Considering this pattern of Clintonesque prevarication, it's clear Moxley's April 1996 article was right: Pasco had early evidence that Carmony was in the car with Pringle aides on the day they falsified campaign documents-and then Pasco blinked, and Carmony wasn't in the car, and Rohrabacher wasn't in the Baugh scandal. As Moxley told me recently, "If Jean Pasco had been the lone reporter at Dealey Plaza on Nov. 22, 1963, the world may have learned only that Lee Harvey Oswald shot Governor John Connelly in the wrist."
On Jan. 31, Register ombudsman Dennis Foley used his column to talk about how seriously the Register takes its responsibility to get facts straight. "[E]ven the smallest inaccuracies misinform," Foley wrote. His essay was a monument to the miniscule: how Lotto awards are calculated and a Reg editor's promise to "be more sensitive" to the paper's youthful readers.
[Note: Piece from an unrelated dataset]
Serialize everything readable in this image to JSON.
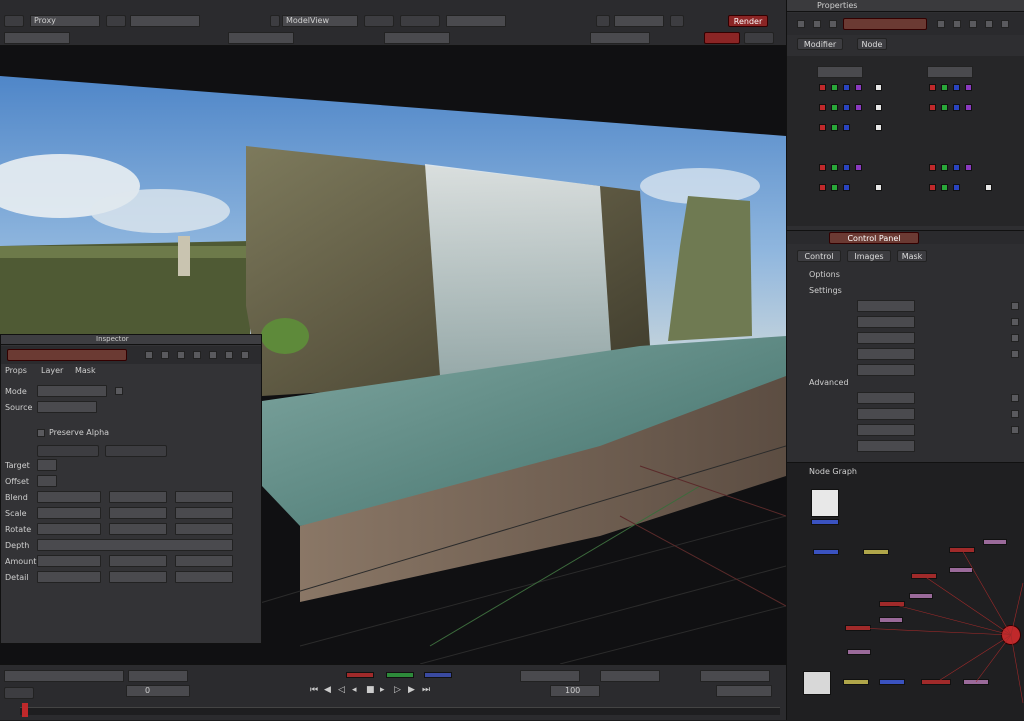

But how about errors that go beyond mere "inaccuracies"? What about blatant historical revision? More than three years after its 82 days of self-imposed censorship, the Register still hasn't acknowledged its role in one of the biggest political scandals in Orange County.
To read Moxley's April 26, 1996, article on the Register's coverage of the Baugh scandal, go towww.ocweekly.com/ink/archives/97/news-moxley.shtml.
Get the This Week's Top Stories Newsletter
Every week we collect the latest news, music and arts stories — along with film and food reviews and the best things to do this week — so that you'll never miss OC Weekly's biggest stories. Every week we collect the latest news, music and arts